Mobile broadband is growing rapidly in developing nations according to a report by the International Telecommucation Union-ITU. This could improve the lives and earning potential of poor people.
According to the report, “The number of active mobile- broadband subscriptions per 100 inhabitants continues to grow strongly, with an 18.4 per cent year-on-year growth.
Mobile-cellular subscriptions have also continued to grow, while fixed-telephone subscriptions continue to decline steadily.”
The correlation between level of development and uptake of mobile subscriptions is much weaker-the report highlighted- reflecting the better affordability and availability of mobile compared with fixed network connections.
Based on the countries for which data is available, the ITU report stated that, it appears that mobile phone ownership is correlated with income levels. Surprisingly, the lowest mobile phone ownership rates are found in Africa and South Asia.
A 2019 GSMA report drew attention on the same subject. “Affordability, literacy and digital skills, a perceived lack of relevance, and safety and security concerns are the most important barriers to mobile ownership and mobile internet use for women.

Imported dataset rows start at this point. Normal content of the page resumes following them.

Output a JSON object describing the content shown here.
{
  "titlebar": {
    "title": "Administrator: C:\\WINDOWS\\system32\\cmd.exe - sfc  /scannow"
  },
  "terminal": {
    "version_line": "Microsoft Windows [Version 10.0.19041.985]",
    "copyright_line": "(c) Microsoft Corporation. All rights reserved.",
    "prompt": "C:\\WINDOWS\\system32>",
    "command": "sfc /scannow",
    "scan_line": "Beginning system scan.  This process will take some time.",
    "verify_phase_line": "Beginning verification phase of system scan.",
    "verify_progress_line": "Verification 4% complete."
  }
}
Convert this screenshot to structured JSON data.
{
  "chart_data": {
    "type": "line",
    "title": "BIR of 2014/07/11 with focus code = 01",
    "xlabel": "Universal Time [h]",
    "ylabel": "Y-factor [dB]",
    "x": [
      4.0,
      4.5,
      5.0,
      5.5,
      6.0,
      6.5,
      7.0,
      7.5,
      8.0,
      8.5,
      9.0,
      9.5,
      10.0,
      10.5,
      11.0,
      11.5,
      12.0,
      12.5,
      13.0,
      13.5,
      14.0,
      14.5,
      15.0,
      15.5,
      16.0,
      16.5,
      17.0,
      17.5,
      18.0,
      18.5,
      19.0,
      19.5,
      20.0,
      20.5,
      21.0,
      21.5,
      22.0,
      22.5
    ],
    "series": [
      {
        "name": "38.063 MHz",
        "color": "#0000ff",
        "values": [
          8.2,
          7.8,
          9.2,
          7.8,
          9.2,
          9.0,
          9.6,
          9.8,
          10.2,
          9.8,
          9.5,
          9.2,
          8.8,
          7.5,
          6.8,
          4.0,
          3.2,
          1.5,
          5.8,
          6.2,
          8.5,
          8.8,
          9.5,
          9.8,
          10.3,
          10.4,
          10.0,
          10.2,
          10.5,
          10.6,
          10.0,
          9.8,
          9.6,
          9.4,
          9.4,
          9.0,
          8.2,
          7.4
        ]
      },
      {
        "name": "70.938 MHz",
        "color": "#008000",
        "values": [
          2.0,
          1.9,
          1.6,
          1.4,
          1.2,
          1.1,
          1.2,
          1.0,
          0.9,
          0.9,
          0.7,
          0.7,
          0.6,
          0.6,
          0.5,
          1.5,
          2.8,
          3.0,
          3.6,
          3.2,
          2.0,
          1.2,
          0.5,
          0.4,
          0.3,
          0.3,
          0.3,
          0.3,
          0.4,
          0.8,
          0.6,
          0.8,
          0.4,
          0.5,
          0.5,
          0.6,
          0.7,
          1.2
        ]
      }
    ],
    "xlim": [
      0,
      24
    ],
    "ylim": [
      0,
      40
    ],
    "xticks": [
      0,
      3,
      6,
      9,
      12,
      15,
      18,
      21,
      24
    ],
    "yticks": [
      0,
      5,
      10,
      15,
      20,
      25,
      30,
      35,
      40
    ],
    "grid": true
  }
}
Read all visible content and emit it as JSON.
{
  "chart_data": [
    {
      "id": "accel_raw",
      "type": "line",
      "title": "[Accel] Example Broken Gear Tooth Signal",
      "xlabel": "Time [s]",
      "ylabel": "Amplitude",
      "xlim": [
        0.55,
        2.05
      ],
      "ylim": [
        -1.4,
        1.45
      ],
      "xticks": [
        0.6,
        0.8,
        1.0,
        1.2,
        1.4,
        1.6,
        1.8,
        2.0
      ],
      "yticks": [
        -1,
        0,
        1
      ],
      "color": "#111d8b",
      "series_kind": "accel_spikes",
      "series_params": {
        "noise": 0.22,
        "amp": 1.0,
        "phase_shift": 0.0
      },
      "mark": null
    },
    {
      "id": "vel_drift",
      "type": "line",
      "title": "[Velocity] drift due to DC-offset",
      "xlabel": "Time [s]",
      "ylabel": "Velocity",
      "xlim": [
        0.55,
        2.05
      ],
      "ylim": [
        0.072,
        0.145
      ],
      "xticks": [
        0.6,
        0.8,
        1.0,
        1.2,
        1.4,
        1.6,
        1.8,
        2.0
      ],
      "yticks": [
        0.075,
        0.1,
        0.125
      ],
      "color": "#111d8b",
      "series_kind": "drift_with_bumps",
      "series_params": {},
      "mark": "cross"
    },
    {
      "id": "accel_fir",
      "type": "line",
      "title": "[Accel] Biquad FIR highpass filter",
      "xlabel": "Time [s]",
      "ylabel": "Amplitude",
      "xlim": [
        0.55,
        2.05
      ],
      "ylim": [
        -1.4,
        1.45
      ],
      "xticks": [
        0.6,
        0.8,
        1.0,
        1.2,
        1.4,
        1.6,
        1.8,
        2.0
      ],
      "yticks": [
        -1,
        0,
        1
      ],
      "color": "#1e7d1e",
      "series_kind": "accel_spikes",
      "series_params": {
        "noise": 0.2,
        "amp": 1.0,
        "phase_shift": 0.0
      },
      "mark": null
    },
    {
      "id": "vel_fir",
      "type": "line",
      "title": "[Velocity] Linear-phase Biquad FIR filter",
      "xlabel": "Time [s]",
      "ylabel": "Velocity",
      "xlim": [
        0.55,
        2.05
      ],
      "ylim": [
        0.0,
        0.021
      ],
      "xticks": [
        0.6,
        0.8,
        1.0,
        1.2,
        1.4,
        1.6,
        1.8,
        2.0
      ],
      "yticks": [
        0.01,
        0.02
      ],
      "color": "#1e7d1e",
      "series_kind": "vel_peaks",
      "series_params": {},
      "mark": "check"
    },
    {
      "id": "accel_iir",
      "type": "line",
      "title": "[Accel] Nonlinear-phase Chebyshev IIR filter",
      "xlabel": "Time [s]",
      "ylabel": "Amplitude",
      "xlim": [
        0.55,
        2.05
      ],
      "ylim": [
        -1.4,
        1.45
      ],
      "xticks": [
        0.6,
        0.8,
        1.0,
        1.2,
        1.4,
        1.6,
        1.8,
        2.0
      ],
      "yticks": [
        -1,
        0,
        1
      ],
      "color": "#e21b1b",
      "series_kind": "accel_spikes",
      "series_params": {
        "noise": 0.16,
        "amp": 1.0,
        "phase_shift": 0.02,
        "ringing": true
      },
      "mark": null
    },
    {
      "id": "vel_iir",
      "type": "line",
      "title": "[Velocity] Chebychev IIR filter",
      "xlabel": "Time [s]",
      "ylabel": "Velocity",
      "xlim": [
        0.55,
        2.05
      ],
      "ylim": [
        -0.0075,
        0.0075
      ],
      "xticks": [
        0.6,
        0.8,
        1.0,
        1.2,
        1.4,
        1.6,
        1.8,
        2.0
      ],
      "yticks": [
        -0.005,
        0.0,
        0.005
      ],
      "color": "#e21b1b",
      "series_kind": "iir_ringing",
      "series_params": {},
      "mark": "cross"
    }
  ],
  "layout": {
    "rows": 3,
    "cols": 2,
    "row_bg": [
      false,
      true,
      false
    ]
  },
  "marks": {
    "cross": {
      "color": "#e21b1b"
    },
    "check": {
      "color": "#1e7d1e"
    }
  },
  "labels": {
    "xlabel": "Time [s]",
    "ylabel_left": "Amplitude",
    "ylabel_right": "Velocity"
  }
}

Affordability, particularly of handsets, is the top barrier to mobile ownership, while literacy and digital skills are the main factors limiting mobile internet use among those who are aware of it.”
A Widening Gender Gap
Closing the gender gaps in mobile ownership and usage represents for mobile operators an estimated additional $140 billion in revenue to the mobile industry over the next five years.
“In 24 of the 85 countries for which data are available, a higher proportion of women than men own a mobile phone, although the gap is usually quite small.
However, for 23 of the 58 countries where more men than women own a mobile phone, the gender gap is over 10 per cent, and in 14 of those countries over 20 per cent” stated the ITU report.
The report also noted a significant trend that most countries with a large gender gap in mobile phone ownership have a large gender gap among Internet users.
The GSMA report elaborates on this developing trend. “Women in low- and middle-income countries are 10 per cent less likely than men to own a mobile, which translates into 197 million fewer women than men owning a mobile phone. As mobile subscriber growth slows, the gender gap in mobile ownership is not closing.”
The usage gap-the GSMA stated- is also reflected in mobile spending. “Across low- and middle-income countries, female mobile owners spend on average 17 per cent less than men on mobile services.
This spending gap is evident even in countries where there is not a gender gap in mobile ownership or mobile internet use. This is an opportunity for operators in all markets to increase ARPU7 by equalising usage.”